*Problem statement*
Every line that contains the word "this" should be copied from the records below.

*Data provided*
- Opening Delimiter -
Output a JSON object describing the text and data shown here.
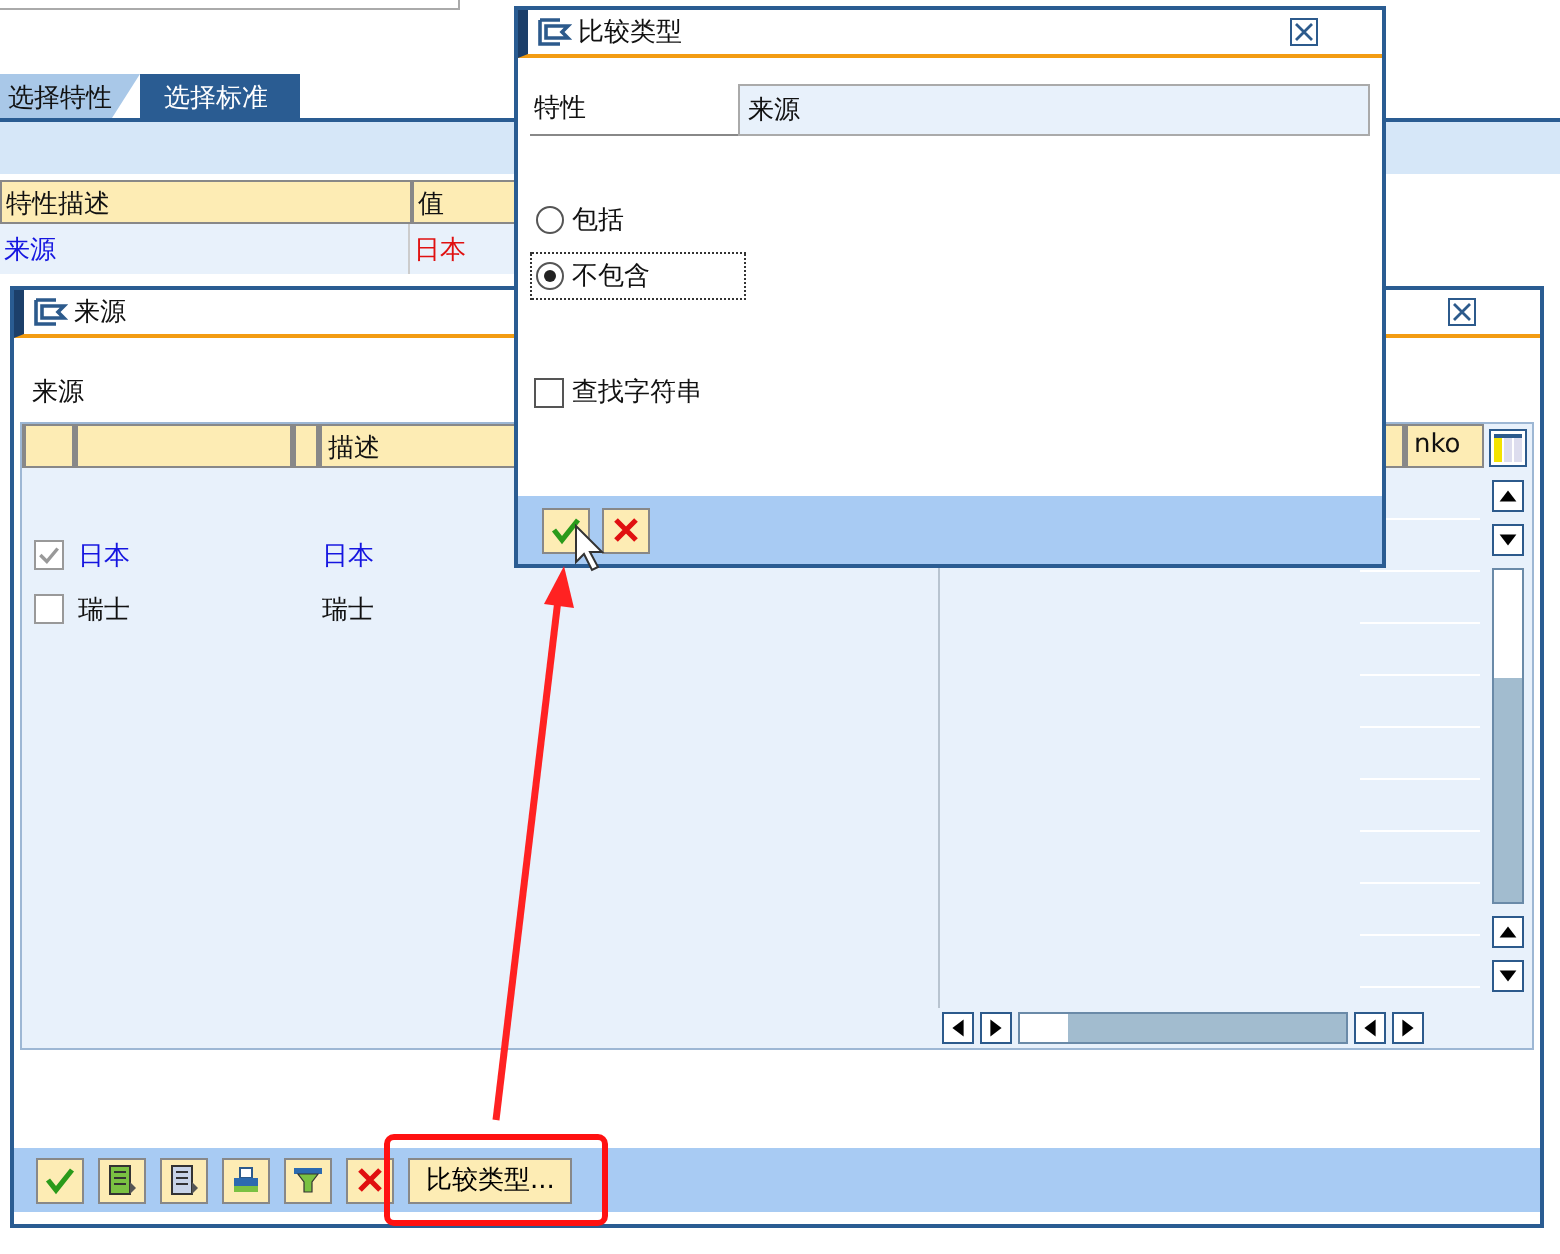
{
  "background": {
    "tabs": [
      {
        "label": "选择特性",
        "selected": false
      },
      {
        "label": "选择标准",
        "selected": true
      }
    ],
    "table": {
      "columns": [
        "特性描述",
        "值"
      ],
      "rows": [
        {
          "cells": [
            "来源",
            "日本"
          ]
        }
      ]
    }
  },
  "list_window": {
    "title": "来源",
    "label": "来源",
    "table": {
      "columns": [
        "描述",
        "nko"
      ],
      "rows": [
        {
          "checked": true,
          "highlighted": true,
          "key": "日本",
          "description": "日本"
        },
        {
          "checked": false,
          "highlighted": false,
          "key": "瑞士",
          "description": "瑞士"
        }
      ]
    },
    "toolbar": {
      "text_button": "比较类型..."
    }
  },
  "dialog": {
    "title": "比较类型",
    "field": {
      "label": "特性",
      "value": "来源"
    },
    "options": [
      {
        "label": "包括",
        "selected": false
      },
      {
        "label": "不包含",
        "selected": true
      }
    ],
    "checkbox": {
      "label": "查找字符串",
      "checked": false
    }
  }
}
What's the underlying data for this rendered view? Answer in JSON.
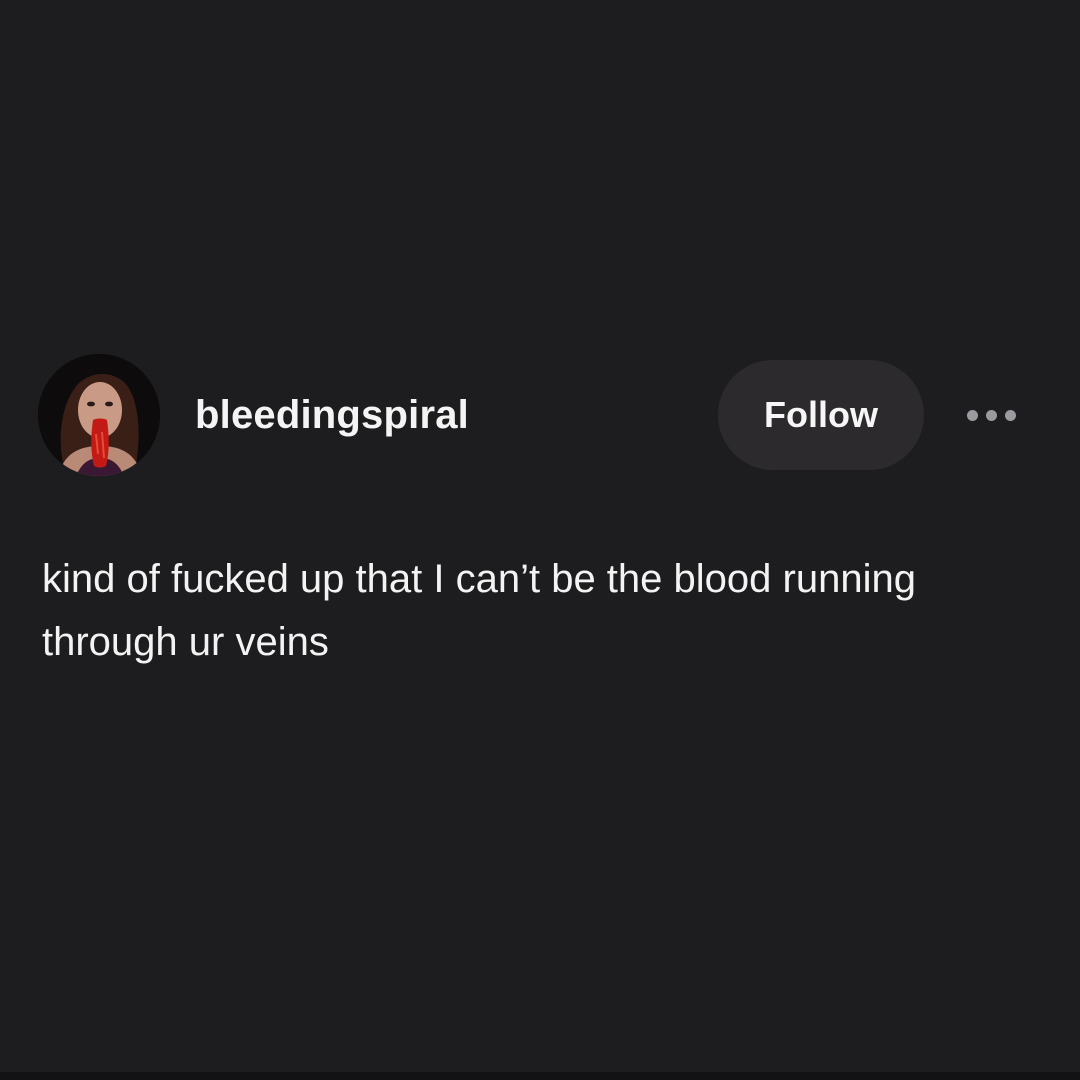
{
  "post": {
    "username": "bleedingspiral",
    "avatar_icon": "user-avatar",
    "follow_label": "Follow",
    "more_icon": "more-options-icon",
    "body_text": "kind of fucked up that I can’t be the blood running through ur veins"
  },
  "colors": {
    "background": "#1d1d1f",
    "button_background": "#2c2a2c",
    "text": "#f3f3f3",
    "dots": "#9c9a9e",
    "avatar_accent": "#c41a16"
  }
}
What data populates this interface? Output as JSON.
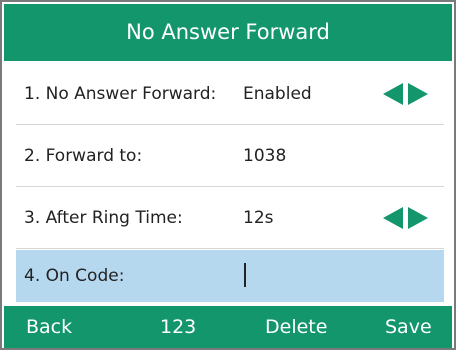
{
  "title": "No Answer Forward",
  "accent_color": "#13966c",
  "selected_row_color": "#b6d8ef",
  "rows": [
    {
      "label": "1. No Answer Forward:",
      "value": "Enabled",
      "control": "left-right-arrows"
    },
    {
      "label": "2. Forward to:",
      "value": "1038"
    },
    {
      "label": "3. After Ring Time:",
      "value": "12s",
      "control": "left-right-arrows"
    },
    {
      "label": "4. On Code:",
      "value": "",
      "state": "selected, text cursor"
    }
  ],
  "softkeys": [
    "Back",
    "123",
    "Delete",
    "Save"
  ]
}
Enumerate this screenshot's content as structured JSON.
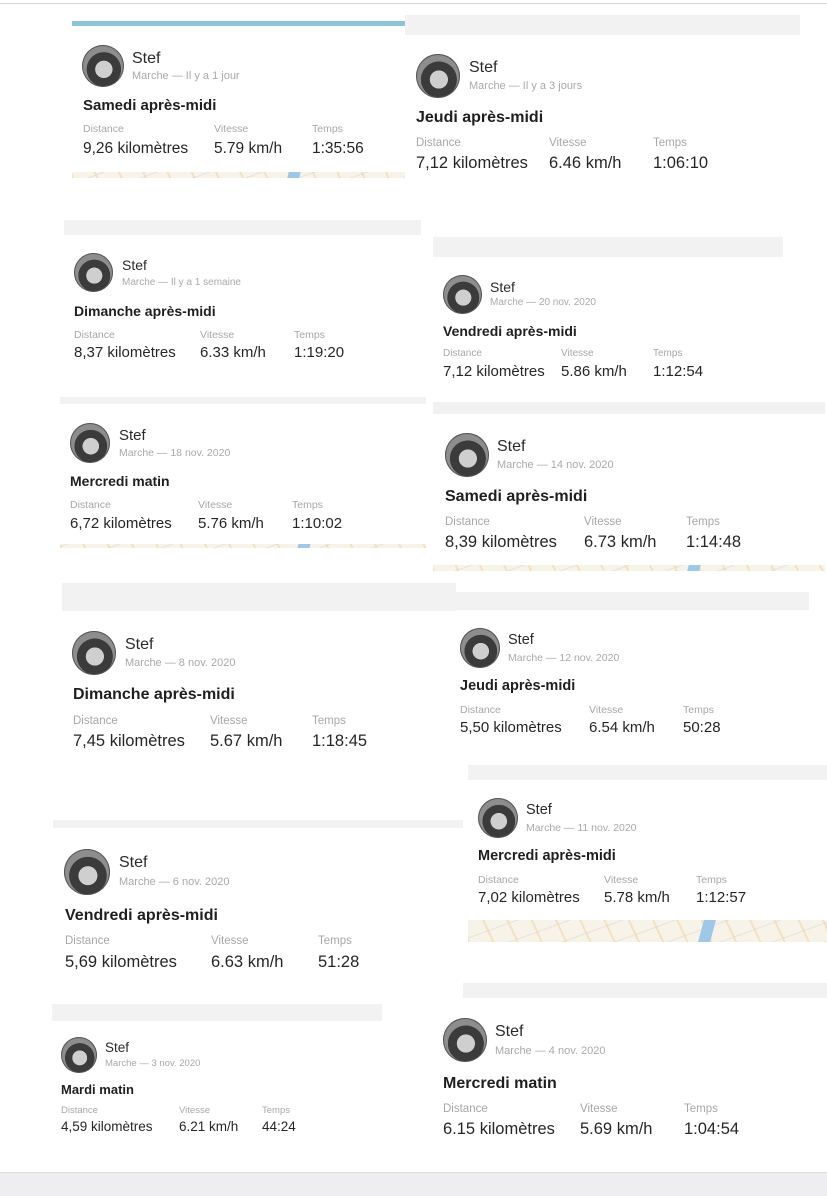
{
  "activities": [
    {
      "user": "Stef",
      "meta": "Marche — Il y a 1 jour",
      "title": "Samedi après-midi",
      "labels": [
        "Distance",
        "Vitesse",
        "Temps"
      ],
      "values": [
        "9,26 kilomètres",
        "5.79 km/h",
        "1:35:56"
      ]
    },
    {
      "user": "Stef",
      "meta": "Marche — Il y a 3 jours",
      "title": "Jeudi après-midi",
      "labels": [
        "Distance",
        "Vitesse",
        "Temps"
      ],
      "values": [
        "7,12 kilomètres",
        "6.46 km/h",
        "1:06:10"
      ]
    },
    {
      "user": "Stef",
      "meta": "Marche — Il y a 1 semaine",
      "title": "Dimanche après-midi",
      "labels": [
        "Distance",
        "Vitesse",
        "Temps"
      ],
      "values": [
        "8,37 kilomètres",
        "6.33 km/h",
        "1:19:20"
      ]
    },
    {
      "user": "Stef",
      "meta": "Marche — 20 nov. 2020",
      "title": "Vendredi après-midi",
      "labels": [
        "Distance",
        "Vitesse",
        "Temps"
      ],
      "values": [
        "7,12 kilomètres",
        "5.86 km/h",
        "1:12:54"
      ]
    },
    {
      "user": "Stef",
      "meta": "Marche — 18 nov. 2020",
      "title": "Mercredi matin",
      "labels": [
        "Distance",
        "Vitesse",
        "Temps"
      ],
      "values": [
        "6,72 kilomètres",
        "5.76 km/h",
        "1:10:02"
      ]
    },
    {
      "user": "Stef",
      "meta": "Marche — 14 nov. 2020",
      "title": "Samedi après-midi",
      "labels": [
        "Distance",
        "Vitesse",
        "Temps"
      ],
      "values": [
        "8,39 kilomètres",
        "6.73 km/h",
        "1:14:48"
      ]
    },
    {
      "user": "Stef",
      "meta": "Marche — 8 nov. 2020",
      "title": "Dimanche après-midi",
      "labels": [
        "Distance",
        "Vitesse",
        "Temps"
      ],
      "values": [
        "7,45 kilomètres",
        "5.67 km/h",
        "1:18:45"
      ]
    },
    {
      "user": "Stef",
      "meta": "Marche — 12 nov. 2020",
      "title": "Jeudi après-midi",
      "labels": [
        "Distance",
        "Vitesse",
        "Temps"
      ],
      "values": [
        "5,50 kilomètres",
        "6.54 km/h",
        "50:28"
      ]
    },
    {
      "user": "Stef",
      "meta": "Marche — 11 nov. 2020",
      "title": "Mercredi après-midi",
      "labels": [
        "Distance",
        "Vitesse",
        "Temps"
      ],
      "values": [
        "7,02 kilomètres",
        "5.78 km/h",
        "1:12:57"
      ]
    },
    {
      "user": "Stef",
      "meta": "Marche — 6 nov. 2020",
      "title": "Vendredi après-midi",
      "labels": [
        "Distance",
        "Vitesse",
        "Temps"
      ],
      "values": [
        "5,69 kilomètres",
        "6.63 km/h",
        "51:28"
      ]
    },
    {
      "user": "Stef",
      "meta": "Marche — 3 nov. 2020",
      "title": "Mardi matin",
      "labels": [
        "Distance",
        "Vitesse",
        "Temps"
      ],
      "values": [
        "4,59 kilomètres",
        "6.21 km/h",
        "44:24"
      ]
    },
    {
      "user": "Stef",
      "meta": "Marche — 4 nov. 2020",
      "title": "Mercredi matin",
      "labels": [
        "Distance",
        "Vitesse",
        "Temps"
      ],
      "values": [
        "6.15 kilomètres",
        "5.69 km/h",
        "1:04:54"
      ]
    }
  ],
  "colors": {
    "accent": "#8ec5d6",
    "muted": "#a9a9a9",
    "text": "#222222"
  }
}
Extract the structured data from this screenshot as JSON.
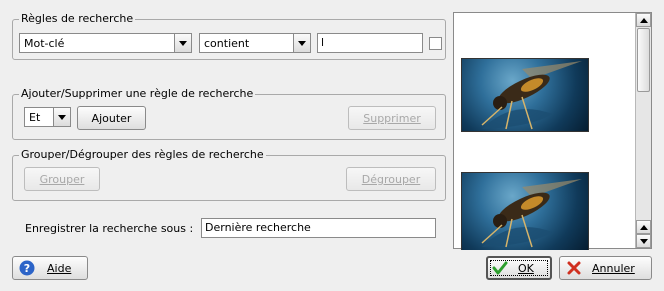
{
  "rules_group": {
    "title": "Règles de recherche",
    "field_value": "Mot-clé",
    "operator_value": "contient",
    "text_value": "l"
  },
  "add_remove_group": {
    "title": "Ajouter/Supprimer une règle de recherche",
    "logic_value": "Et",
    "add_label": "Ajouter",
    "remove_label": "Supprimer"
  },
  "group_ungroup_group": {
    "title": "Grouper/Dégrouper des règles de recherche",
    "group_label": "Grouper",
    "ungroup_label": "Dégrouper"
  },
  "save_search": {
    "label": "Enregistrer la recherche sous :",
    "value": "Dernière recherche"
  },
  "footer": {
    "help_label": "Aide",
    "ok_label": "OK",
    "cancel_label": "Annuler"
  },
  "icons": {
    "help": "help-icon",
    "ok": "checkmark-icon",
    "cancel": "cancel-x-icon"
  },
  "colors": {
    "help_blue": "#2c64c8",
    "ok_green": "#2e9e2e",
    "cancel_red": "#d03020"
  }
}
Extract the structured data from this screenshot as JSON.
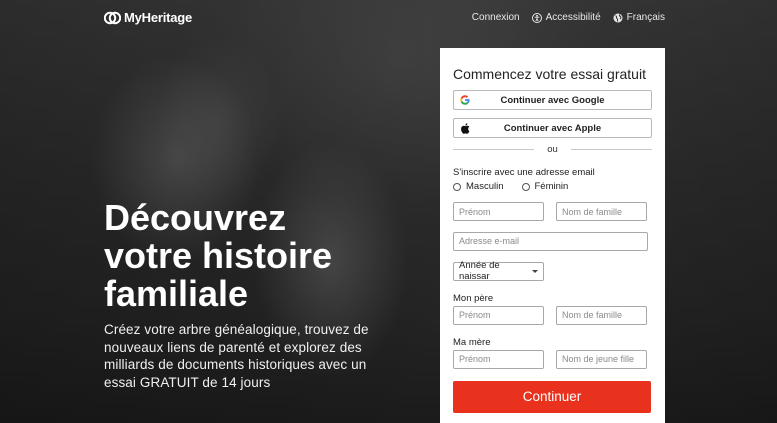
{
  "header": {
    "logo_text": "MyHeritage",
    "nav": {
      "login": "Connexion",
      "accessibility": "Accessibilité",
      "language": "Français"
    }
  },
  "hero": {
    "headline_line1": "Découvrez",
    "headline_line2": "votre histoire",
    "headline_line3": "familiale",
    "subtext": "Créez votre arbre généalogique, trouvez de nouveaux liens de parenté et explorez des milliards de documents historiques avec un essai GRATUIT de 14 jours"
  },
  "form": {
    "title": "Commencez votre essai gratuit",
    "google_label": "Continuer avec Google",
    "apple_label": "Continuer avec Apple",
    "divider_text": "ou",
    "email_signup_label": "S'inscrire avec une adresse email",
    "gender": {
      "male": "Masculin",
      "female": "Féminin"
    },
    "first_name_placeholder": "Prénom",
    "last_name_placeholder": "Nom de famille",
    "email_placeholder": "Adresse e-mail",
    "birth_year_label": "Année de naissar",
    "father_label": "Mon père",
    "father_first_name_placeholder": "Prénom",
    "father_last_name_placeholder": "Nom de famille",
    "mother_label": "Ma mère",
    "mother_first_name_placeholder": "Prénom",
    "mother_maiden_name_placeholder": "Nom de jeune fille",
    "submit_label": "Continuer"
  },
  "colors": {
    "accent": "#e8321e",
    "card_bg": "#ffffff"
  }
}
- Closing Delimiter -
*Response box*
What's the underlying data for this rendered view? Answer in JSON.
What data populates this interface? Output as JSON.
Enumerate this screenshot's content as structured JSON.
Extract the structured data from this screenshot as JSON.
Extract the structured data from this screenshot as JSON.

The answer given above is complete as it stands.